## DATASET ENTRIES
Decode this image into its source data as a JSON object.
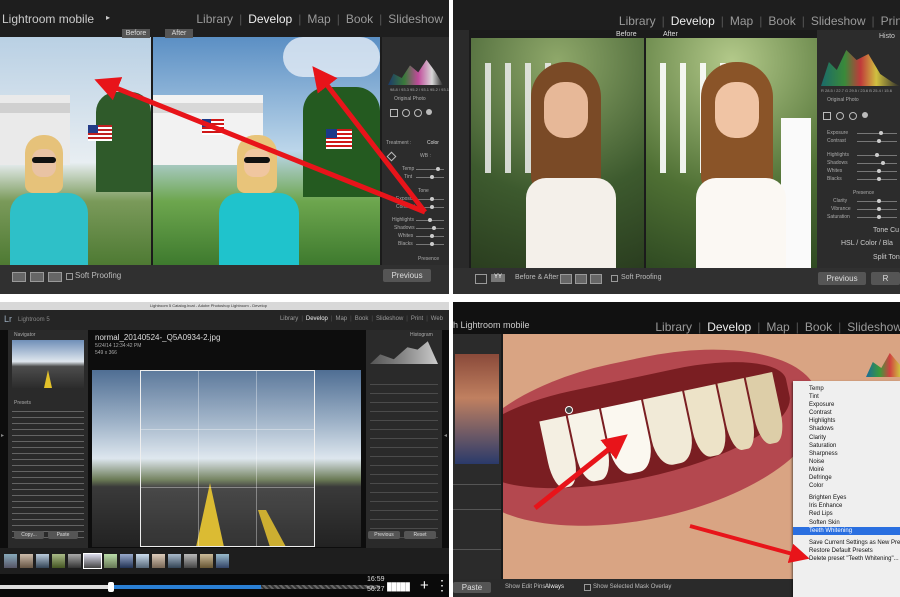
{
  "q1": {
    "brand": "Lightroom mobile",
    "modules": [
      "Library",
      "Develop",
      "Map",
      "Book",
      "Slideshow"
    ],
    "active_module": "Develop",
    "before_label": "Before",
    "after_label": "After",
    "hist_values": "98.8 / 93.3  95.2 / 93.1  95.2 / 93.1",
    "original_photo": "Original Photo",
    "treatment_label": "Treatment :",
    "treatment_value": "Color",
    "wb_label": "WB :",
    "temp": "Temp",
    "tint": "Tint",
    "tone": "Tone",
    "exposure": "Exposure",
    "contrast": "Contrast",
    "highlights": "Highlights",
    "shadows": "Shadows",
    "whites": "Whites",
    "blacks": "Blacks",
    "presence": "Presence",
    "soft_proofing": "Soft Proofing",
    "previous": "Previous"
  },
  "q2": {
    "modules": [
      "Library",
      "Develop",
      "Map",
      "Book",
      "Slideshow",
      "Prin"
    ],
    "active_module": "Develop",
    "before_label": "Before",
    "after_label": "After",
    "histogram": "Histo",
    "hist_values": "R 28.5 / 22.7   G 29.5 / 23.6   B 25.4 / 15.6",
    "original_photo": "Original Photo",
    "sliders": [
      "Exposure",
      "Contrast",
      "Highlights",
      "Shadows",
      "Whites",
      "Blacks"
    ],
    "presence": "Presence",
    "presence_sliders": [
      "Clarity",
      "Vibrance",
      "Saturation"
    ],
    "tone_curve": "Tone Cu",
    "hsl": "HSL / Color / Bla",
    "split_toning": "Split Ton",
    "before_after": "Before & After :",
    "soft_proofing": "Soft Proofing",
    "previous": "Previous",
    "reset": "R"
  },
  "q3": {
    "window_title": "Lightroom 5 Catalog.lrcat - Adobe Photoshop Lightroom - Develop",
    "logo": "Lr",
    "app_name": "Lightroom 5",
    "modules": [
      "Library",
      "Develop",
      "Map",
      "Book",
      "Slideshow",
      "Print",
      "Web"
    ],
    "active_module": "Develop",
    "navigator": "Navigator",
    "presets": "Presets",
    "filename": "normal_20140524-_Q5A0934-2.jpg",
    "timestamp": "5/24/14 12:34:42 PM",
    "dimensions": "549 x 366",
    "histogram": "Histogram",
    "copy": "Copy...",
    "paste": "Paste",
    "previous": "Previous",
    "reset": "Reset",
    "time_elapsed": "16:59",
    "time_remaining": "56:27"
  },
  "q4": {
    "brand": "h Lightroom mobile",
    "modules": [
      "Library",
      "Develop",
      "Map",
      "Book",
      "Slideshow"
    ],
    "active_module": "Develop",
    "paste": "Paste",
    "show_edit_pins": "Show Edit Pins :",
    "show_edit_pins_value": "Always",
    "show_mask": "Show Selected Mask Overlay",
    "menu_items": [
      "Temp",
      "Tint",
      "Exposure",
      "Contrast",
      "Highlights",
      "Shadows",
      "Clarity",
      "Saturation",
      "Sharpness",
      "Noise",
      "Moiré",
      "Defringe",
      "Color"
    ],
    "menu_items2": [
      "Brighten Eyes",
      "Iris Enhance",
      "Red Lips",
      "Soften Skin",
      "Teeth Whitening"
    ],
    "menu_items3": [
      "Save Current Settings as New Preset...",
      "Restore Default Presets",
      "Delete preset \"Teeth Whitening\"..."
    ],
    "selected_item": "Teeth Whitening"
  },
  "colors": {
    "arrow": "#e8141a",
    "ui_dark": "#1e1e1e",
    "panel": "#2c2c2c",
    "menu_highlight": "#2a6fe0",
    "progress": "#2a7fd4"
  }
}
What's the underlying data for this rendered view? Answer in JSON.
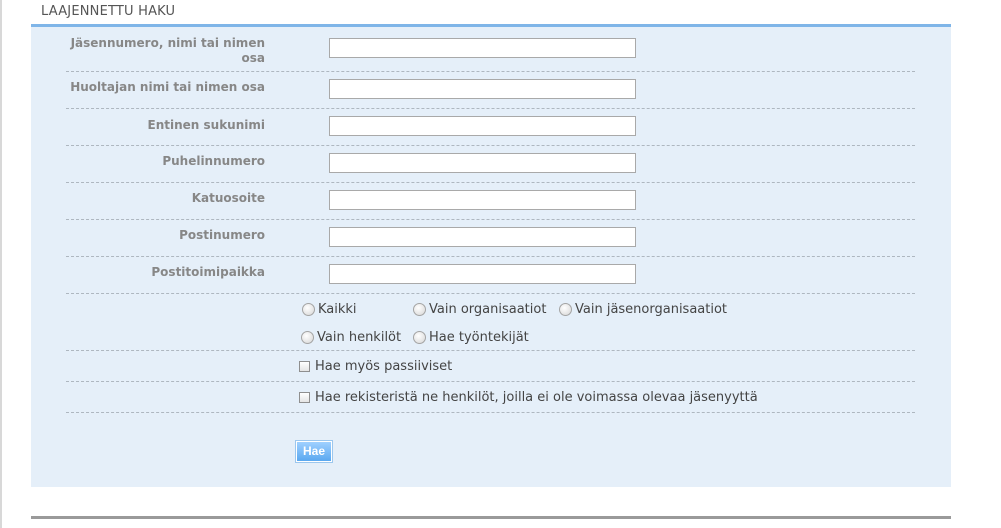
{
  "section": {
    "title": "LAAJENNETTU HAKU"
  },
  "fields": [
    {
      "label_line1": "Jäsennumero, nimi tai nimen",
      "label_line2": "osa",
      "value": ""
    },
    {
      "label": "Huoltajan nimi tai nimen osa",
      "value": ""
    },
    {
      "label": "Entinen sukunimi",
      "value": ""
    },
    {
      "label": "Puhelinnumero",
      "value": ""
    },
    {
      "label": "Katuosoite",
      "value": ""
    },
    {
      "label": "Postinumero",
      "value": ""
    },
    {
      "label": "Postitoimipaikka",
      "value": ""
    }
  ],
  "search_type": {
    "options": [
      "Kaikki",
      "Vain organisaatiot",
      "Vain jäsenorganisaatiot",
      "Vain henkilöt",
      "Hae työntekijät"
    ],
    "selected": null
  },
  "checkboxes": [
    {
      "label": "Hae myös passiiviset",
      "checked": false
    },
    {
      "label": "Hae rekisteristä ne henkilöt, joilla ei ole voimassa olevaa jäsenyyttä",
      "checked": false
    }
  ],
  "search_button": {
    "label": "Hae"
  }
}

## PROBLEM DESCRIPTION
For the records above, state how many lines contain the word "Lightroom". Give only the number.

## TASK ANSWER
4